Daugherty said both fires could have been prevented. The Friday night fire charred homes when a person burning weeds in a yard lost control of the blaze. The second fire was still being investigated Saturday afternoon, but Daugherty said investigators suspect that it could have been sparked by someone smoking a cigarette.

"This is a perfect example of what can happen with a small fire," Daugherty said as he stood near the smoldering remnants of two double-wide mobile homes, five vehicles, a travel trailer, four utility trailers and three outbuildings on Saturday.

Neighbor Scott Hill said he saw someone burning weeds in a nearby lot Saturday morning prior to the fire.

San Juan County Fire Department personnel extinguish a structure fire Saturday in Kirtland.

"You don't burn on a no-burn day, that's for sure," Hill said.

Josh Miller, who owns the charred property, had been at the hospital visiting his wife, who has cancer, when he received a call that his house was on fire.

He left the hospital, got into his Ford Mustang and sped to the house.

The Kirtland resident collects and repairs cars and had just finished repairing a Harley motorcycle. Inside his house, he had about $25,000 worth of tools.

He stood on Hill's porch examining the damage Saturday afternoon. He pointed to a 1968 Chevy El Camino owned by his son, Tyler Cole. The El Camino, once painted bright orange, sat at a corner of the property "burnt and charred," as Hill described it.

"The only thing I've got left is my Mustang," Miller said. "That's the only thing I've got left in the whole world. That and my kids and my wife."

A gofundme site has been set up for the cancer treatment for his wife, Tasha Miller.

Daugherty said a combination of dry conditions and high winds made the fires extremely damaging. He said this year there are a lot more weeds that fuel fires.

"The weeds grew really tall last year with the moisture," he said.

Daugherty said anyone who wants to burn weeds should call 505-334-1180 to get a burn permit.

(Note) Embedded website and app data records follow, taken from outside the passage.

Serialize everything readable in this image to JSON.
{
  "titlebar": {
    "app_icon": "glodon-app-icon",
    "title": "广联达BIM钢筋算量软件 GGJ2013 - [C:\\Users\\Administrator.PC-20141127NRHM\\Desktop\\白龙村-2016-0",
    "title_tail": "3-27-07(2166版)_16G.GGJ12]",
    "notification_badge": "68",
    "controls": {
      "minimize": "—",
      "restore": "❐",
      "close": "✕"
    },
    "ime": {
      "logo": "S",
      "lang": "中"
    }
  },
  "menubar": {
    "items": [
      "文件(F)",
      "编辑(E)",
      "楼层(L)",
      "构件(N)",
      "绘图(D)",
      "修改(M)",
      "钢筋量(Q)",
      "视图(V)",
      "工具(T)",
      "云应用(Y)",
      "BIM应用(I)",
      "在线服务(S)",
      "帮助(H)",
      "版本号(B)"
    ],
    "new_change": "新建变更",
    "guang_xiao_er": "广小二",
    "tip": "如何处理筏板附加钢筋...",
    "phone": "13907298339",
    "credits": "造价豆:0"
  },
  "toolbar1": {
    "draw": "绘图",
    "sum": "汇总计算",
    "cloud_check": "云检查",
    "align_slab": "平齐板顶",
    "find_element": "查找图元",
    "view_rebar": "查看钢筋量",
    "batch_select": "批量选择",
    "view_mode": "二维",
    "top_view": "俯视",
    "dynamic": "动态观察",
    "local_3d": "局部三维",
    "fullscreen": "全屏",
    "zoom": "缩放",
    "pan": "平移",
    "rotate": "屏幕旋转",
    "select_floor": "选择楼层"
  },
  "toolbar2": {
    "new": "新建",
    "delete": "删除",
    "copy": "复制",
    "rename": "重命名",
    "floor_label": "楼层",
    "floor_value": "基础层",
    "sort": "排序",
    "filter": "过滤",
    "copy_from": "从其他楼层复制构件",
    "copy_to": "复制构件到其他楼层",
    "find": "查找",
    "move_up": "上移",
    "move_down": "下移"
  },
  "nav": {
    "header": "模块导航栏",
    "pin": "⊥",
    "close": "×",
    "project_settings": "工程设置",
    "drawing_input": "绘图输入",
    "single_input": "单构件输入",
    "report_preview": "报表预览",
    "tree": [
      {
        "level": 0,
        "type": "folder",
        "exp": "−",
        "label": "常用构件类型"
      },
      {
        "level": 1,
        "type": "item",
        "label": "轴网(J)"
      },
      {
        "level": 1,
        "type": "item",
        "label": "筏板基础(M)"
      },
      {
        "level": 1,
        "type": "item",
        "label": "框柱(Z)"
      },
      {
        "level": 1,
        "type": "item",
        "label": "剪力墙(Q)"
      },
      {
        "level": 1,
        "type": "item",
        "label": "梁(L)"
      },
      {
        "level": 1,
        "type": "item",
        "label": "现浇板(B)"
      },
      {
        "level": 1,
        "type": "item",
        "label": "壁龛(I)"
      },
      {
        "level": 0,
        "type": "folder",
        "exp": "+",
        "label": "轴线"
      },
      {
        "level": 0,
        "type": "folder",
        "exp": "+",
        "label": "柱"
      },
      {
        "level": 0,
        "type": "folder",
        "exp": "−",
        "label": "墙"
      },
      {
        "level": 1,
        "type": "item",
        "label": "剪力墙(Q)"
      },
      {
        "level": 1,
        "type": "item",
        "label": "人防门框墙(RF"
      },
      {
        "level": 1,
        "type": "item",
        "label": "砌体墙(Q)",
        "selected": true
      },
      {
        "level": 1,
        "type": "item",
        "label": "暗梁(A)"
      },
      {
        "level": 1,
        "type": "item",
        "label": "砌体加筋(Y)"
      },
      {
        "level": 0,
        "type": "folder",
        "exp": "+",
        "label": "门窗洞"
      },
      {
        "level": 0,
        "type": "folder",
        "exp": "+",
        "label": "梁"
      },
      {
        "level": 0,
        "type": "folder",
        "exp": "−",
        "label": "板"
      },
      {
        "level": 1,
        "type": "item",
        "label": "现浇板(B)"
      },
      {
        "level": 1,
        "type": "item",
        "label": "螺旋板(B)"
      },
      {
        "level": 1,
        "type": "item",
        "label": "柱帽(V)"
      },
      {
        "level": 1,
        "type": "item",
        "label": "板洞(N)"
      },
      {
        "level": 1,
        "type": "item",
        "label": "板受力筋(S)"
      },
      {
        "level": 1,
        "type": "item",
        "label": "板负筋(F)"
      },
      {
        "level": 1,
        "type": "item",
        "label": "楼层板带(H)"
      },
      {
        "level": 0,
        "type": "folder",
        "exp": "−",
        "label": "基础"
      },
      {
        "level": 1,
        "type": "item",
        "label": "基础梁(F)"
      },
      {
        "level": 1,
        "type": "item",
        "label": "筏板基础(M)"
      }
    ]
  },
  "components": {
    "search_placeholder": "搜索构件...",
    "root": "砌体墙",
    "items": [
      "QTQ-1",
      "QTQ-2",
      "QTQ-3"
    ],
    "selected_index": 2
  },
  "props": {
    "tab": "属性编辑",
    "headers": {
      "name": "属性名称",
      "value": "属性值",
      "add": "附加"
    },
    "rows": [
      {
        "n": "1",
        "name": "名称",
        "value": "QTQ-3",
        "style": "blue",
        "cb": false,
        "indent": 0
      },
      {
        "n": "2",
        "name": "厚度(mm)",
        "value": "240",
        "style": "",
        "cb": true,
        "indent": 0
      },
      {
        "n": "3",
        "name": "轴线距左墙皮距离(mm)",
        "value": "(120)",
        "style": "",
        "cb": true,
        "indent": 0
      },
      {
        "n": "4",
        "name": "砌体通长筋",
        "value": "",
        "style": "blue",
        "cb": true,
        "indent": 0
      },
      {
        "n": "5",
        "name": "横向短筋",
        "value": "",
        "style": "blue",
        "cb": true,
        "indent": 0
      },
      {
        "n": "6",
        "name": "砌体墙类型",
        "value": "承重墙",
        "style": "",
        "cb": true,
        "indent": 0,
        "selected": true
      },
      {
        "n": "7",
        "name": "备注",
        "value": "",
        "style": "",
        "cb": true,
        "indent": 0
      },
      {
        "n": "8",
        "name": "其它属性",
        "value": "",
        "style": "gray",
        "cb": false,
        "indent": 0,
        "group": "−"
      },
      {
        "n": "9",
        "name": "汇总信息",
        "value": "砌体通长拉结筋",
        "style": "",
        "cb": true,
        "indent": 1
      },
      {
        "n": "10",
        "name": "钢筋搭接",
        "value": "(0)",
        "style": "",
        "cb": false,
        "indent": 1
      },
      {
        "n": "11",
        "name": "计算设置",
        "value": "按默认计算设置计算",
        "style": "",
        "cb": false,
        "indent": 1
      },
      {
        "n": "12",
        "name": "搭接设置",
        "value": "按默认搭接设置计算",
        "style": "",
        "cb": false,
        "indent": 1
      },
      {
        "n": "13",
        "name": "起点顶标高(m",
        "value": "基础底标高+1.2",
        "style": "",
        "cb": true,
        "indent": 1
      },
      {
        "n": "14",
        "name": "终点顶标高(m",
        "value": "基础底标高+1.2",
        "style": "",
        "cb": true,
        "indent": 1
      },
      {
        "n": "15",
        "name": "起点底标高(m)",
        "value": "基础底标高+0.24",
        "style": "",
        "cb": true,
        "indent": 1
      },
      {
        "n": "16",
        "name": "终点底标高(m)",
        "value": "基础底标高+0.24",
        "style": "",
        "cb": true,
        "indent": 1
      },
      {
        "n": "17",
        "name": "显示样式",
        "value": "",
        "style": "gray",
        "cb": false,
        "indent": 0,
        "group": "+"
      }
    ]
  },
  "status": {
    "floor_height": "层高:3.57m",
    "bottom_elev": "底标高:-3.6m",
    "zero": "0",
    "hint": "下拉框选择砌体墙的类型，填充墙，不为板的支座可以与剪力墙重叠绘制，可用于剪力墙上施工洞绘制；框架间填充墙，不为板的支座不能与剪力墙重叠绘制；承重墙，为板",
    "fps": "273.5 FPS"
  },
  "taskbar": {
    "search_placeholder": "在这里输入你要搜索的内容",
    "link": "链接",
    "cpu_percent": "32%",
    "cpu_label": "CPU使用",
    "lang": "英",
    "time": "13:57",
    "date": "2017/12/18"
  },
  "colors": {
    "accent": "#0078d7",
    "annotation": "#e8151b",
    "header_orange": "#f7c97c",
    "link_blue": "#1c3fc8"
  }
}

Hannah Grover covers Aztec and Bloomfield, as well as general news, for The Daily Times. She can be reached at 505-564-4652.